THE PROBLEM: Using the material below, copy every line where "area" appears.
------------------------------
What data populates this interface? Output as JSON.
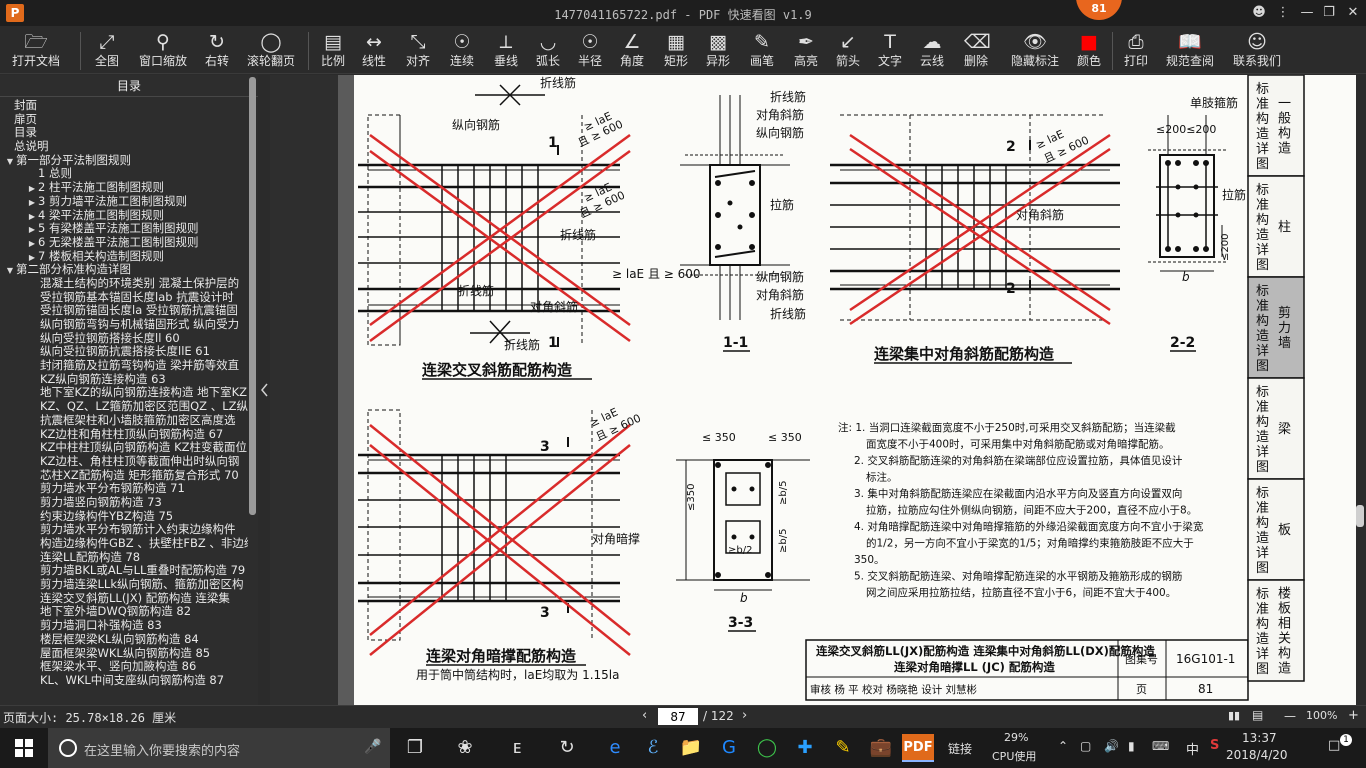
{
  "app": {
    "logo": "P",
    "title": "1477041165722.pdf - PDF 快速看图 v1.9",
    "badge": "81"
  },
  "toolbar": {
    "items": [
      {
        "label": "打开文档",
        "icon": "folder-icon"
      },
      {
        "label": "全图",
        "icon": "fit-all-icon"
      },
      {
        "label": "窗口缩放",
        "icon": "zoom-window-icon"
      },
      {
        "label": "右转",
        "icon": "rotate-right-icon"
      },
      {
        "label": "滚轮翻页",
        "icon": "mouse-wheel-icon"
      },
      {
        "label": "比例",
        "icon": "ruler-icon"
      },
      {
        "label": "线性",
        "icon": "linear-measure-icon"
      },
      {
        "label": "对齐",
        "icon": "aligned-measure-icon"
      },
      {
        "label": "连续",
        "icon": "continuous-measure-icon"
      },
      {
        "label": "垂线",
        "icon": "perpendicular-icon"
      },
      {
        "label": "弧长",
        "icon": "arc-length-icon"
      },
      {
        "label": "半径",
        "icon": "radius-icon"
      },
      {
        "label": "角度",
        "icon": "angle-icon"
      },
      {
        "label": "矩形",
        "icon": "rectangle-area-icon"
      },
      {
        "label": "异形",
        "icon": "polygon-area-icon"
      },
      {
        "label": "画笔",
        "icon": "pen-icon"
      },
      {
        "label": "高亮",
        "icon": "highlighter-icon"
      },
      {
        "label": "箭头",
        "icon": "arrow-icon"
      },
      {
        "label": "文字",
        "icon": "text-icon"
      },
      {
        "label": "云线",
        "icon": "cloud-line-icon"
      },
      {
        "label": "删除",
        "icon": "eraser-icon"
      },
      {
        "label": "隐藏标注",
        "icon": "hide-markup-icon"
      },
      {
        "label": "颜色",
        "icon": "color-swatch-icon"
      },
      {
        "label": "打印",
        "icon": "printer-icon"
      },
      {
        "label": "规范查阅",
        "icon": "book-icon"
      },
      {
        "label": "联系我们",
        "icon": "support-icon"
      }
    ],
    "color_swatch": "#ff0000"
  },
  "sidebar": {
    "title": "目录",
    "items": [
      {
        "level": 1,
        "toggle": "",
        "label": "封面"
      },
      {
        "level": 1,
        "toggle": "",
        "label": "扉页"
      },
      {
        "level": 1,
        "toggle": "",
        "label": "目录"
      },
      {
        "level": 1,
        "toggle": "",
        "label": "总说明"
      },
      {
        "level": 0,
        "toggle": "▼",
        "label": "第一部分平法制图规则"
      },
      {
        "level": 2,
        "toggle": "",
        "label": "1 总则"
      },
      {
        "level": 2,
        "toggle": "▶",
        "label": "2 柱平法施工图制图规则"
      },
      {
        "level": 2,
        "toggle": "▶",
        "label": "3 剪力墙平法施工图制图规则"
      },
      {
        "level": 2,
        "toggle": "▶",
        "label": "4 梁平法施工图制图规则"
      },
      {
        "level": 2,
        "toggle": "▶",
        "label": "5 有梁楼盖平法施工图制图规则"
      },
      {
        "level": 2,
        "toggle": "▶",
        "label": "6 无梁楼盖平法施工图制图规则"
      },
      {
        "level": 2,
        "toggle": "▶",
        "label": "7 楼板相关构造制图规则"
      },
      {
        "level": 0,
        "toggle": "▼",
        "label": "第二部分标准构造详图"
      },
      {
        "level": 3,
        "toggle": "",
        "label": "混凝土结构的环境类别  混凝土保护层的"
      },
      {
        "level": 3,
        "toggle": "",
        "label": "受拉钢筋基本锚固长度lab  抗震设计时"
      },
      {
        "level": 3,
        "toggle": "",
        "label": "受拉钢筋锚固长度la  受拉钢筋抗震锚固"
      },
      {
        "level": 3,
        "toggle": "",
        "label": "纵向钢筋弯钩与机械锚固形式  纵向受力"
      },
      {
        "level": 3,
        "toggle": "",
        "label": "纵向受拉钢筋搭接长度ll 60"
      },
      {
        "level": 3,
        "toggle": "",
        "label": "纵向受拉钢筋抗震搭接长度llE 61"
      },
      {
        "level": 3,
        "toggle": "",
        "label": "封闭箍筋及拉筋弯钩构造  梁并筋等效直"
      },
      {
        "level": 3,
        "toggle": "",
        "label": "KZ纵向钢筋连接构造 63"
      },
      {
        "level": 3,
        "toggle": "",
        "label": "地下室KZ的纵向钢筋连接构造  地下室KZ"
      },
      {
        "level": 3,
        "toggle": "",
        "label": "KZ、QZ、LZ箍筋加密区范围QZ 、LZ纵向"
      },
      {
        "level": 3,
        "toggle": "",
        "label": "抗震框架柱和小墙肢箍筋加密区高度选"
      },
      {
        "level": 3,
        "toggle": "",
        "label": "KZ边柱和角柱柱顶纵向钢筋构造 67"
      },
      {
        "level": 3,
        "toggle": "",
        "label": "KZ中柱柱顶纵向钢筋构造  KZ柱变截面位"
      },
      {
        "level": 3,
        "toggle": "",
        "label": "KZ边柱、角柱柱顶等截面伸出时纵向钢"
      },
      {
        "level": 3,
        "toggle": "",
        "label": "芯柱XZ配筋构造  矩形箍筋复合形式 70"
      },
      {
        "level": 3,
        "toggle": "",
        "label": "剪力墙水平分布钢筋构造 71"
      },
      {
        "level": 3,
        "toggle": "",
        "label": "剪力墙竖向钢筋构造 73"
      },
      {
        "level": 3,
        "toggle": "",
        "label": "约束边缘构件YBZ构造 75"
      },
      {
        "level": 3,
        "toggle": "",
        "label": "剪力墙水平分布钢筋计入约束边缘构件"
      },
      {
        "level": 3,
        "toggle": "",
        "label": "构造边缘构件GBZ 、扶壁柱FBZ 、非边缘"
      },
      {
        "level": 3,
        "toggle": "",
        "label": "连梁LL配筋构造 78"
      },
      {
        "level": 3,
        "toggle": "",
        "label": "剪力墙BKL或AL与LL重叠时配筋构造 79"
      },
      {
        "level": 3,
        "toggle": "",
        "label": "剪力墙连梁LLk纵向钢筋、箍筋加密区构"
      },
      {
        "level": 3,
        "toggle": "",
        "label": "连梁交叉斜筋LL(JX) 配筋构造  连梁集"
      },
      {
        "level": 3,
        "toggle": "",
        "label": "地下室外墙DWQ钢筋构造 82"
      },
      {
        "level": 3,
        "toggle": "",
        "label": "剪力墙洞口补强构造 83"
      },
      {
        "level": 3,
        "toggle": "",
        "label": "楼层框架梁KL纵向钢筋构造 84"
      },
      {
        "level": 3,
        "toggle": "",
        "label": "屋面框架梁WKL纵向钢筋构造 85"
      },
      {
        "level": 3,
        "toggle": "",
        "label": "框架梁水平、竖向加腋构造 86"
      },
      {
        "level": 3,
        "toggle": "",
        "label": "KL、WKL中间支座纵向钢筋构造 87"
      }
    ]
  },
  "drawing": {
    "fig1": {
      "title": "连梁交叉斜筋配筋构造",
      "labels": {
        "zhexianjin": "折线筋",
        "zongxiang": "纵向钢筋",
        "duijiao": "对角斜筋",
        "lae1": "≥ laE",
        "ge600": "且 ≥ 600",
        "lae_line": "≥ laE 且 ≥ 600",
        "sec": "1"
      }
    },
    "sec11": {
      "title": "1-1",
      "labels": [
        "折线筋",
        "对角斜筋",
        "纵向钢筋",
        "拉筋",
        "纵向钢筋",
        "对角斜筋",
        "折线筋"
      ]
    },
    "fig2": {
      "title": "连梁集中对角斜筋配筋构造",
      "labels": {
        "duijiao": "对角斜筋",
        "lae": "≥ laE",
        "ge600": "且 ≥ 600",
        "sec": "2"
      }
    },
    "sec22": {
      "title": "2-2",
      "labels": {
        "danzhi": "单肢箍筋",
        "spacing": "≤200≤200",
        "lajin": "拉筋",
        "dim200": "≤200",
        "b": "b"
      }
    },
    "fig3": {
      "title": "连梁对角暗撑配筋构造",
      "subtitle": "用于筒中筒结构时，laE均取为 1.15la",
      "labels": {
        "anchang": "对角暗撑",
        "lae": "≥ laE",
        "ge600": "且 ≥ 600",
        "sec": "3"
      }
    },
    "sec33": {
      "title": "3-3",
      "labels": {
        "s350a": "≤ 350",
        "s350b": "≤ 350",
        "v350": "≤350",
        "b5a": "≥b/5",
        "b5b": "≥b/5",
        "b2": "≥b/2",
        "b": "b"
      }
    },
    "notes": [
      "注: 1. 当洞口连梁截面宽度不小于250时,可采用交叉斜筋配筋；当连梁截",
      "面宽度不小于400时，可采用集中对角斜筋配筋或对角暗撑配筋。",
      "2. 交叉斜筋配筋连梁的对角斜筋在梁端部位应设置拉筋，具体值见设计",
      "标注。",
      "3. 集中对角斜筋配筋连梁应在梁截面内沿水平方向及竖直方向设置双向",
      "拉筋，拉筋应勾住外侧纵向钢筋，间距不应大于200，直径不应小于8。",
      "4. 对角暗撑配筋连梁中对角暗撑箍筋的外缘沿梁截面宽度方向不宜小于梁宽",
      "的1/2，另一方向不宜小于梁宽的1/5；对角暗撑约束箍筋肢距不应大于",
      "350。",
      "5. 交叉斜筋配筋连梁、对角暗撑配筋连梁的水平钢筋及箍筋形成的钢筋",
      "网之间应采用拉筋拉结，拉筋直径不宜小于6，间距不宜大于400。"
    ],
    "title_block": {
      "line1": "连梁交叉斜筋LL(JX)配筋构造  连梁集中对角斜筋LL(DX)配筋构造",
      "line2": "连梁对角暗撑LL (JC) 配筋构造",
      "atlas_label": "图集号",
      "atlas_no": "16G101-1",
      "review_row": "审核 杨 平   校对 杨晓艳   设计 刘慧彬",
      "page_label": "页",
      "page_no": "81"
    },
    "side_tabs": [
      {
        "main": "标准构造详图",
        "sub": "一般构造"
      },
      {
        "main": "标准构造详图",
        "sub": "柱"
      },
      {
        "main": "标准构造详图",
        "sub": "剪力墙"
      },
      {
        "main": "标准构造详图",
        "sub": "梁"
      },
      {
        "main": "标准构造详图",
        "sub": "板"
      },
      {
        "main": "标准构造详图",
        "sub": "楼板相关构造"
      }
    ],
    "active_tab": 2
  },
  "status": {
    "page_size": "页面大小: 25.78×18.26 厘米",
    "page_current": "87",
    "page_total": "/ 122",
    "zoom": "100%"
  },
  "taskbar": {
    "search_placeholder": "在这里输入你要搜索的内容",
    "cpu_pct": "29%",
    "cpu_label": "CPU使用",
    "link_label": "链接",
    "ime": "中",
    "time": "13:37",
    "date": "2018/4/20",
    "notifications": "1"
  }
}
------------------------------
TASK ANSWER:
        "icon": "rectangle-area-icon"
        "icon": "polygon-area-icon"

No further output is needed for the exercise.